29 March-4 April 2013 #649

A for autism

Nepali parents don’t have the knowledge or resources to take care of children with disorders like autism, but support is on its way
Sulaiman Daud and Cindrey Liu

When Dr Sunita Maleku Amatya and Kapendra Amatya’s six-year-old son was diagnosed with autism in 2008, the couple who are doctors by profession had no clue how to move ahead. Like Sunita and Kapendra, many parents in Nepal don’t have the knowledge or resources to take care of children with developmental disorders.

“Can you imagine being a parent, having heard of autism, but with no access to any kind of help or service? We felt helpless,” recalls Sunita, ananaesthetist at Bhaktapur Cancer Hospital.

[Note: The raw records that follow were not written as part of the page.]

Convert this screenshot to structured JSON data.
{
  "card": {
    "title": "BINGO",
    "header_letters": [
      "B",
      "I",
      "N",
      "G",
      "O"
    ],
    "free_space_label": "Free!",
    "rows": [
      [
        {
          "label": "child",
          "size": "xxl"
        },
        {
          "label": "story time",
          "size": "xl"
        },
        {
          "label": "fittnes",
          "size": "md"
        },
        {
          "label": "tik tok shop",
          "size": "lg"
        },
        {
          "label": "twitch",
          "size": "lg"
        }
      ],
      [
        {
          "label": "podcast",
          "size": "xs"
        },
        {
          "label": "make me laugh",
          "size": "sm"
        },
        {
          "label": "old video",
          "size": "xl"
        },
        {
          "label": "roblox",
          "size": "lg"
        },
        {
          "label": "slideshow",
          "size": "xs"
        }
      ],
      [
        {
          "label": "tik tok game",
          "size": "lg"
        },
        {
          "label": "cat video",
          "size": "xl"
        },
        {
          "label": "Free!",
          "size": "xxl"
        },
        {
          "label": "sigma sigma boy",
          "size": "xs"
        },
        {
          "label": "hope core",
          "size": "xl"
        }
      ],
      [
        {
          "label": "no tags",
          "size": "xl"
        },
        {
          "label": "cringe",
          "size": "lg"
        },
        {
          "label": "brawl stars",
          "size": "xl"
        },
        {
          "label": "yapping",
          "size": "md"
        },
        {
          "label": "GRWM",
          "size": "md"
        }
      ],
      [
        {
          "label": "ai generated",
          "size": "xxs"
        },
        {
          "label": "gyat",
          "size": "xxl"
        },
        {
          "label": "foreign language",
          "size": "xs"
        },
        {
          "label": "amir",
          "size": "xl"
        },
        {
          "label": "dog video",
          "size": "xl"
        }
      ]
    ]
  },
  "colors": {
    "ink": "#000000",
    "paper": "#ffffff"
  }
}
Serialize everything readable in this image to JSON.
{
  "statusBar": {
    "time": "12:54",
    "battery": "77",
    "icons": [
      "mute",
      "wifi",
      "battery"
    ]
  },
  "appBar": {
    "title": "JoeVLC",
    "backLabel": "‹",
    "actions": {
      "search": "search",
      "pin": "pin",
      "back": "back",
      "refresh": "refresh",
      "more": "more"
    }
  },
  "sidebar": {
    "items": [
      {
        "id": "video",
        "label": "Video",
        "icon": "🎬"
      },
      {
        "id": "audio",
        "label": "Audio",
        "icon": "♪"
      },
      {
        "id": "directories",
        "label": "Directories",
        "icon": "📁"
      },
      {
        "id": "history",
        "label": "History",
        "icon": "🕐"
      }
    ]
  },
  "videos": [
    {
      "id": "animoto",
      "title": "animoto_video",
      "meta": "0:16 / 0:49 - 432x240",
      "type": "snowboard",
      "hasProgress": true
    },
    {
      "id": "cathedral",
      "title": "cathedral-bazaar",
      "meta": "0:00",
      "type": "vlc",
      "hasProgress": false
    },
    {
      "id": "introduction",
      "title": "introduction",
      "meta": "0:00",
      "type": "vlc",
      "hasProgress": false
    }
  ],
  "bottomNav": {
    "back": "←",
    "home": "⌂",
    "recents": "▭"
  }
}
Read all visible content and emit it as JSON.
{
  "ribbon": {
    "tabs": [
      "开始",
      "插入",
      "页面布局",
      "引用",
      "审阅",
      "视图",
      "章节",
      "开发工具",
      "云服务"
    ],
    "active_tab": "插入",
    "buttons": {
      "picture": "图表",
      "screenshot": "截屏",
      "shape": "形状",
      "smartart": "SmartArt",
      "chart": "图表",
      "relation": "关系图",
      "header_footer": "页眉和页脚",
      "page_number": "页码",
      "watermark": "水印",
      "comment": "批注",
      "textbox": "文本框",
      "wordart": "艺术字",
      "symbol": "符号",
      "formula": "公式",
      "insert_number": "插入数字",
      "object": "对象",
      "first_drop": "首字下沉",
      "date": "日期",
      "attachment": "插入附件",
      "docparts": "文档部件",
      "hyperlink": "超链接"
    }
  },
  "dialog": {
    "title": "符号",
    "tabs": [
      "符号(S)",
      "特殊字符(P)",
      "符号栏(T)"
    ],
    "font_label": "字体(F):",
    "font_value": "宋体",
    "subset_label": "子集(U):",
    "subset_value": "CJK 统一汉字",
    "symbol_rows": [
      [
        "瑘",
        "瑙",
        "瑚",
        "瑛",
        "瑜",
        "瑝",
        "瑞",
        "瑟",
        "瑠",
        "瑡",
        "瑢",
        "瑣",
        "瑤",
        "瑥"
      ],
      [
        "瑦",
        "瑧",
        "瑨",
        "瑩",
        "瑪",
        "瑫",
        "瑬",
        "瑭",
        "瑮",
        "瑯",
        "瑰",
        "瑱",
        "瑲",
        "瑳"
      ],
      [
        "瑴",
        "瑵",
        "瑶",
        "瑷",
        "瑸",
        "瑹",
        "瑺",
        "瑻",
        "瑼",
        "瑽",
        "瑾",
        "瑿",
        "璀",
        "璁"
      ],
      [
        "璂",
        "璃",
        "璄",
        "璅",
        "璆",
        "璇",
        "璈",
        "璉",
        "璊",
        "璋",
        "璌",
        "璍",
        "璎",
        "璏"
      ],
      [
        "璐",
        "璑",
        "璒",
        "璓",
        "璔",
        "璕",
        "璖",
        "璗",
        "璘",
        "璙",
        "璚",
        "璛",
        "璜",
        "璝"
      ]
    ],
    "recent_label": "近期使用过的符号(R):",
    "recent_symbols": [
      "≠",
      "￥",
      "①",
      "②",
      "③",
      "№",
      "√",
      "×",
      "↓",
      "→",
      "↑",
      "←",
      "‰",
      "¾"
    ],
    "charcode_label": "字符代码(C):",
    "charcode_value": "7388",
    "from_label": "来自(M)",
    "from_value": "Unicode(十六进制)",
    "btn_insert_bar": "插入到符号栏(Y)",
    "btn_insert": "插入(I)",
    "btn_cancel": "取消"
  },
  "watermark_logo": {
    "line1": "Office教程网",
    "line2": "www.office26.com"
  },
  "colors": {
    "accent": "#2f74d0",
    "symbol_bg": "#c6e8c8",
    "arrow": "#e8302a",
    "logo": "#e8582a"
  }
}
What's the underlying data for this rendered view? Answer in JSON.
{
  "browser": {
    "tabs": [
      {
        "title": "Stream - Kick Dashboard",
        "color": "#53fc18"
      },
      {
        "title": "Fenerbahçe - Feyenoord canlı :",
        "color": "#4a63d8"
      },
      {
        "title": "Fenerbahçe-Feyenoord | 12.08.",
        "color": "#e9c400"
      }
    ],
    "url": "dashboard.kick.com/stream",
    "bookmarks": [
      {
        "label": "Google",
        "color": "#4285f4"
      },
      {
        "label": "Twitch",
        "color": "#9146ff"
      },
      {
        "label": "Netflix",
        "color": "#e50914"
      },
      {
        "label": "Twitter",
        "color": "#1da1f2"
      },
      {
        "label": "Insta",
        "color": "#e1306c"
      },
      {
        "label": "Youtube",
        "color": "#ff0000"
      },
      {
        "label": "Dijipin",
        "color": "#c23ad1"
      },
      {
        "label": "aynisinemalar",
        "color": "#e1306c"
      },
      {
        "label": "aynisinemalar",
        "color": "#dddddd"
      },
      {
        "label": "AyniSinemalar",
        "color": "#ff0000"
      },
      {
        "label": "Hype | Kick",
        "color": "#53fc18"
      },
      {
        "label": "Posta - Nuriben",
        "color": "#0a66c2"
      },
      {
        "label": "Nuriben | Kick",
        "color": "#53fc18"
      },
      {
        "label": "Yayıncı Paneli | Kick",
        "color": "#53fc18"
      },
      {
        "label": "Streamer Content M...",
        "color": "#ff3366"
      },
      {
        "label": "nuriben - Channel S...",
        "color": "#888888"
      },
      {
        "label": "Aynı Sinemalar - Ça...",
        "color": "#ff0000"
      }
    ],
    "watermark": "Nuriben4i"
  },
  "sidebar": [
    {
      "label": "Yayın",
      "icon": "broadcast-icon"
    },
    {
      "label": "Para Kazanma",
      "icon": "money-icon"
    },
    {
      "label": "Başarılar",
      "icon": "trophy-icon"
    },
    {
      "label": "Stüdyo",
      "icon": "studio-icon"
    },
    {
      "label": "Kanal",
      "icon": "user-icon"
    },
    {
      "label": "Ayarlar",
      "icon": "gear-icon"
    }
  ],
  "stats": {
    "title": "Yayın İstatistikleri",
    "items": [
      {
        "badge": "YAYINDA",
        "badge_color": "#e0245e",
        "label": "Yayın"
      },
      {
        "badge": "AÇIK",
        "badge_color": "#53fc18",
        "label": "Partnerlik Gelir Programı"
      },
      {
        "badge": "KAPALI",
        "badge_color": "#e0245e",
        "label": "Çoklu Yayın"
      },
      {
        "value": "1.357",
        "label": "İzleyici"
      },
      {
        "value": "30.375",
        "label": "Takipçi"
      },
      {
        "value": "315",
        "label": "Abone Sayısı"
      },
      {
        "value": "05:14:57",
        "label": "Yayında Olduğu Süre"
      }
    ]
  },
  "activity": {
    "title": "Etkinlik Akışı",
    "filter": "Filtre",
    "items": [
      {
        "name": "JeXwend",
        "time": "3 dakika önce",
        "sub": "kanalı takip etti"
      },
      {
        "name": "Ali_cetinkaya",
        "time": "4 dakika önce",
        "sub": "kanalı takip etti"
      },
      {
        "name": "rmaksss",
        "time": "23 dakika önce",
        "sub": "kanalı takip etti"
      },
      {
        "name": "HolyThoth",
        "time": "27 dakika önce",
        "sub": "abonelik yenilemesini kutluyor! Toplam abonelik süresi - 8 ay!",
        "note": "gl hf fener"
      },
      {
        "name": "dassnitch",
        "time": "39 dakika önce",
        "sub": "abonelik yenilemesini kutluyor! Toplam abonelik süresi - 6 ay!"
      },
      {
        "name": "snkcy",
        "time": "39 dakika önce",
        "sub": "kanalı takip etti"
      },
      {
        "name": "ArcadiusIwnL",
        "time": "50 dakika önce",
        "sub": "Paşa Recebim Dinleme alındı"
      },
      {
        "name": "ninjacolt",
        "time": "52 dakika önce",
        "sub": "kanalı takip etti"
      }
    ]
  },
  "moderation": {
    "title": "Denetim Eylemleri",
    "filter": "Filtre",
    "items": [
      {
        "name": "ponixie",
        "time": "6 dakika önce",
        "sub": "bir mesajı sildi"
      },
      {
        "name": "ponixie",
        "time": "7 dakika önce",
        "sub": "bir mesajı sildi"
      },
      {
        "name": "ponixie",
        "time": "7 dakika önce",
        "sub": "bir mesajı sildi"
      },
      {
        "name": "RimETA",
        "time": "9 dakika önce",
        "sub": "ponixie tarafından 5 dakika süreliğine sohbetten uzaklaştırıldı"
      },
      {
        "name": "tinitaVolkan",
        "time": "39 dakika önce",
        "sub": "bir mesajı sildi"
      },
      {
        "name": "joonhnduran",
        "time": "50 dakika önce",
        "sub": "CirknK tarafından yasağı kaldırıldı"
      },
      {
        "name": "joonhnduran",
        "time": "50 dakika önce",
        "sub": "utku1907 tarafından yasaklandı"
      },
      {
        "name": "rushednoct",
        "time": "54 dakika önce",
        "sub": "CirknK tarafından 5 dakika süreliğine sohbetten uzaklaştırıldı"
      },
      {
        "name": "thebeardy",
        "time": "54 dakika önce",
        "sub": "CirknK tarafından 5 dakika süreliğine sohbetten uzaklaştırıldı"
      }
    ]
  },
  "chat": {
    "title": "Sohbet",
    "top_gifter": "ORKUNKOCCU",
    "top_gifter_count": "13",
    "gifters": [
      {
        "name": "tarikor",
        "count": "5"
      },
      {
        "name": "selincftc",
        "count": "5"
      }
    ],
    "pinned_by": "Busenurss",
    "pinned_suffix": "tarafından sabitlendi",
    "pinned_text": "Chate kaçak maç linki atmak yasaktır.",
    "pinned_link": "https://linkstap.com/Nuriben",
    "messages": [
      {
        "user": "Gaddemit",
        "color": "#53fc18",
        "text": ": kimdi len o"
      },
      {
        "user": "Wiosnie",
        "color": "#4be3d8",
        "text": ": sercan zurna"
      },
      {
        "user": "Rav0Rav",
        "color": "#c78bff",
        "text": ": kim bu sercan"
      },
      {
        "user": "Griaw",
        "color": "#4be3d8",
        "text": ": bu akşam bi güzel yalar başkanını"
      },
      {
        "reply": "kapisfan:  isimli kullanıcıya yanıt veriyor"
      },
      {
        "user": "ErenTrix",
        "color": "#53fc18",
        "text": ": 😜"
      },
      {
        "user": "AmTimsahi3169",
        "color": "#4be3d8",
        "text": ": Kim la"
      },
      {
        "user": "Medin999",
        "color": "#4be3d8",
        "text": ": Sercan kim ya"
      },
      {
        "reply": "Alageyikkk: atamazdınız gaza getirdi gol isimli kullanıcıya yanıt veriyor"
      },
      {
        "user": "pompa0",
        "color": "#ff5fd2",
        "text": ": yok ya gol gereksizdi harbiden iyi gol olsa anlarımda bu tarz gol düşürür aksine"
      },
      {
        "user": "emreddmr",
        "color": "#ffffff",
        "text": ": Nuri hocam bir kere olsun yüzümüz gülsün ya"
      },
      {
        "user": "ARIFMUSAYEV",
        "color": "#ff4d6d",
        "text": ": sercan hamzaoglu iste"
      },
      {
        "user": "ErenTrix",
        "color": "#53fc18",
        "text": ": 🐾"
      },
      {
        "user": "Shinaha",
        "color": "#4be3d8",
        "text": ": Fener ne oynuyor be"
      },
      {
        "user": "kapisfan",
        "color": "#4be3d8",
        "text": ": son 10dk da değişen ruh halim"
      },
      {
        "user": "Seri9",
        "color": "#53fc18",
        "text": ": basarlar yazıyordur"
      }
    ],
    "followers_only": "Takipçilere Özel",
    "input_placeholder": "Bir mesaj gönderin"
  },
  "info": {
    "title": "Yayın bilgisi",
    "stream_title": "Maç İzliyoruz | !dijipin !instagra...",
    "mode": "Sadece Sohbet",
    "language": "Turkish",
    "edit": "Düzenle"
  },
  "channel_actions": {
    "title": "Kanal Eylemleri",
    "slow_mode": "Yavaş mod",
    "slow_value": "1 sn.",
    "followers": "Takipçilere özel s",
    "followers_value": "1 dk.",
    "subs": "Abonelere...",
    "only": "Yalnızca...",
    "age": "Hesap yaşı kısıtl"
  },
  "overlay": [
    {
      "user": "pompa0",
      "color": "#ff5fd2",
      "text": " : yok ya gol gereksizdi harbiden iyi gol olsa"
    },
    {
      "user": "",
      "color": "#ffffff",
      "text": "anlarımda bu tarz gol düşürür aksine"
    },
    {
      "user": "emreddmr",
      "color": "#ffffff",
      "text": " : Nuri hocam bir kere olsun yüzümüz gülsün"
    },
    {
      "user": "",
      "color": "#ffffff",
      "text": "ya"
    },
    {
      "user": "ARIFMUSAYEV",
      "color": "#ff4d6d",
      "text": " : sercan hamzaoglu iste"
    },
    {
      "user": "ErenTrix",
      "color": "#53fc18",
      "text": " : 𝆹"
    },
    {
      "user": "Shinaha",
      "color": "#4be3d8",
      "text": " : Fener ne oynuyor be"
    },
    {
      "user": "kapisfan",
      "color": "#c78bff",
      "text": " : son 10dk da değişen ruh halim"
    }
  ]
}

While physical disabilities can be seen and easily identified, autism is ‘invisible’. The government does not even recognise autism when issuing disability identity cards rendering autistic people ineligible for state sponsored monthly allowance. And when children act aggressively, have trouble communicating or interacting with others, and engage in repetitive behaviour, parents wrongly blame bad temper or poor discipline for these symptoms. As a result, hundreds remain undiagnosed or are lumped in the ‘mentally retarded’ category and stigmatised for the rest of their lives. Since there is very little support for families, mothers in particular are often forced to quit their jobs to take care of their autistic children full-time.

Fortunately Sunita and her husband found a solution abroad. After undergoing a three month training course in Delhi, they started a parents’ support group called Autism Care Nepal (ACN) in 2008 in Gairidhara. Run by parents with autistic children, ACN provides counselling and training in disability care for families as well as diagnostic assessment tests. There are currently 15 students at the school and daycare centre, where they are taught art and music therapy and the older ones are given vocational training classes.

Among the parents working at ACN is Sijan Shakya who is the first autism education specialist in Nepal. “I had to go to India for one year for training. It was very difficult to leave my son for that long and not everyone can afford it,” explains Sijan. “But there was no support system for families with autistic children, so I decided to do something about it.”

Patan Community Based Rehabilitation Organisation (CBR) is another institution that serves children with autism and other neurological development disabilities. Established in 1995, classes are designed with the aim of eventually integrating students into mainstream schools. At CBR children develop physical and cognitive skills, build self-esteem, and learn to make candles, artificial flowers, incense, and decorative items during their vocational training classes.

According to Autism Speaks, a science and advocacy organisation in the US, around 67 million people worldwide fall under the autism spectrum (ASD). There is no data on Nepal, but ACN estimates there are anywhere between 10,000 to 50,000 autistic children and adults in Nepal. Although the country is a member of the South Asian Autism Network, it has yet to fulfil its obligations.

However, there are hopeful signs. Recently, the Ministry of Education granted Rs 90,000 to ACN for teacher support. The organisation is also working with the ministry to conduct training workshops for teachers both in and out of Kathmandu. “The training helped build a bridge between me and my child,” says Kreepa Shrestha, parent trainer. “Although it is a slow process, my son can now express himself better. I can tell he is happier.”

As the world gears up to celebrate Autism Awareness Day on 2 April, Nepal should look to provide opportunities and services tailored to autistic children so they can become fully productive members of society. Introducing mandatory autism screening for children aged 18-24 months like in the US is the first step in helping families and health care providers. A comprehensive health and education policy that calls for special schools and outlines ways to help integrate and support children with developmental disorders into mainstream schools and community should follow next.



Caution ahead

Here are some ‘red flags’ you need to look out for that might indicate your child is autistic. ASD can sometimes be diagnosed as early as 14 months. If your baby shows two or more of these symptoms, visit your paediatrician as soon as possible. Early diagnosis and intervention is crucial in promoting your child’s development.

Impairment in social interaction:

**Lack of appropriate eye gaze

**Lack of warm, joyful expressions

**Lack of sharing interest or enjoyment

**Lack of response to name

Impairment in communication:

**Lack of showing gestures

**Lack of coordination of nonverbal communication

**Unusual prosody (little variation in pitch, odd intonation, irregular rhythm, unusual voice quality)

Repetitive behaviours and restricted interests:

**Repetitive movements with objects

**Repetitive movements or posturing of body, arms, hands, or fingers

See also:

A care in time

(Updated 2 April 2013)